Moving Abroad for Work: UAE and the
Finance Industry, 
contributed by Emma Lathom

According to the Quality of Life Report
conducted[i] by the Centre for Future Studies for Natwest, nearly 150,000
Britons are emigrating from the United
Kingdom each year. Encouraged by the ease of
contact with family and friends abroad via personal technology and mobile
devices, many British workers are looking for work abroad, particularly in
popular business locations such as the Australia and the UAE.

Popular destinations
The Quality of Life Report found that Australia and Canada[ii]
were the top two destinations for British expats, with Australia
coming out on top for Britons. Around 40,000 people move to Australia from the UK each year and the country now
has up to 1.2 million British expats. Despite the potentially high cost of
living, the sunny climate and high quality of life makes it a popular
destination amongst those seeking a fresh start.

According to the report, the UAE beat the US and Hong Kong[iii],
coming third on the list, with 75% of those surveyed suggesting that one of
their main reasons for moving there would be career opportunities. Dave Isley,
head of Natwest International Personal Banking[iv], suggests that this shift in
views is one of the most notable in many years, with a large number of Britons
stating that they’re willing to adjust their lifestyles in order to enjoy the
stronger economy and better job opportunities available in the UAE.

The benefits of UAE
The UAE has quickly become one of the
go-to destinations for British expats working within many industries. In
general, the lack of tax is beneficial for any expats looking to earn a good money while avoiding outgoings. However, job growth is also
causing Britons to flock to the country. According to the Monster Employment
Index for the Middle East, banking, financial
services and insurance[vi] sectors registered the maximum number of online job
opportunities in the UAE, with a 9% grow year-on-year. This growth is only
expected to increase after the UAE unveiled a new law[vii] that will aid job
creation across the emirates.

The new law, which is currently being
finalised, is aimed at boosting entrepreneurship using incentives as a means of
creating jobs for a growing population. UAE Finance Minister Sultan bin Saeed
Al-Mansouri says he believes that the law, which allocates 10% of the
development bank capital to go towards helping the businesses, will come into
effect within the second quarter of 2014, helping national and international
workers within the financial sector to create a business of their own.
Of course, those wishing to enter the UAEs
financial and accountancy sector via an already established company[viii] will
also benefit from the country’s recent boost in attention[ix] from across the
globe. According to Olivier Meier, senior mobility consultant at Mercer, an
increasing number of foreign workers are being sent to the UAE for both short
and long-term assignments due to the country’s new position as a key global
economic hub.

Why Dubai?
Within the Emirates, Dubai is rapidly becoming one of the most
popular expat destinations for finance and accountancy workers.
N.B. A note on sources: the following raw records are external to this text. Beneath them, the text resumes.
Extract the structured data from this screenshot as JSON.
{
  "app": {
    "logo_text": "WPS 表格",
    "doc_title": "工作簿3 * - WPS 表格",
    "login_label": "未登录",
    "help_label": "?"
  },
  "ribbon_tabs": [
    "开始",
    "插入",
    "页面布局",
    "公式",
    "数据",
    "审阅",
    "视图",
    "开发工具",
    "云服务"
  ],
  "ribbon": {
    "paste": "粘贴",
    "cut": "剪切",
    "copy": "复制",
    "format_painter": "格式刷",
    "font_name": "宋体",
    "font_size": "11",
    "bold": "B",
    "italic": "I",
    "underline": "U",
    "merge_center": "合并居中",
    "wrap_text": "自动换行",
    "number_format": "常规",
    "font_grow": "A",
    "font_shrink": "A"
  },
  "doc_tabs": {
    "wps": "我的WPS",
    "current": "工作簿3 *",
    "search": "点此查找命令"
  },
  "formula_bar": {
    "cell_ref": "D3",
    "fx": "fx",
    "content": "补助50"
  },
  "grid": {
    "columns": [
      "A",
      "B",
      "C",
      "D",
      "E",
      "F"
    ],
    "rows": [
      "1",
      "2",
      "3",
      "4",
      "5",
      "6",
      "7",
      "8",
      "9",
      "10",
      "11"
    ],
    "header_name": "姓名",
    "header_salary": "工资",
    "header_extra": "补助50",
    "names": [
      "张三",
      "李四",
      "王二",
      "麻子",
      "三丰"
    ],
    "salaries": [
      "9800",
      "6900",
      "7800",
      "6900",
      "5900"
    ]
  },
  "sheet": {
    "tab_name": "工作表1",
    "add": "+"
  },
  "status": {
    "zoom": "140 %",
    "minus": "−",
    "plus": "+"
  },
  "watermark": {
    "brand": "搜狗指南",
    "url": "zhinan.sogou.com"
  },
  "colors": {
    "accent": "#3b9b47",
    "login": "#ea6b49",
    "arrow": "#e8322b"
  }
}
The main draw
for expatriates to Dubai
is the zero rate of income tax, but financial workers are also attracted to the
country to take advantage of its rapidly growing financial sector and the
increasing job opportunities appearing as the industry booms.

This boom is partly down to the emirate’s
recently unveiled plan to become the Islamic economic hub[x]. In December 2013
the Dubai
government set up a new body for the financial sector, the Dubai Islamic
Economy Development Center. As part of Dubai’s
goal, the center will provide legal and other services to companies within the
Islamic banking industry, boosting growth and encouraging the emirate’s
transformation into an economic hub. However, this growth is leaving a shortage
of qualified workers in the sector, and so has prompted a search for talented
financial professionals.

In order to bridge this gap, many
institutions and companies within the banking industry are developing strong
intern programmes to provide hands-on training for younger bankers looking to
gain practical experience in Dubai.
Muneer Khan, a partner at law firm Simmons and Simmons Middle East[xi], has
highlighted the role that international workers should play in the development
of Dubai’s finance sector, suggesting that expatriate bankers are required to
help globalise the Islamic economic sector.

However, Mr Khan also stresses that many Dubai banks are unwilling
to hire international staff without the right experience. Managing director of
the Dubai International
Academic City[xii],
a free zone for international university campuses in Dubai, has highlighted the importance of
training and education within the Islamic economy, and argues that the emirate
is working hard to help international workers enter the industry. He suggested
that industry experts, government officials and leading academics are already
working together to identify the skills gaps within Dubai’s finance industry
and help national and international workers develop the required skills to meet
the sector’s needs.

[i] Gulf News
[ii] The Telegraph
[iii] Al Arabiya News
[iv] Natwest International
[v] Quotezone
[vi] Emirates 247
[vii] Arab News
[viii] United Arab Bank
[ix] Gulf News
[x] The International News
[xi] Simmons & Simmons
[xii] Dubai International Academy City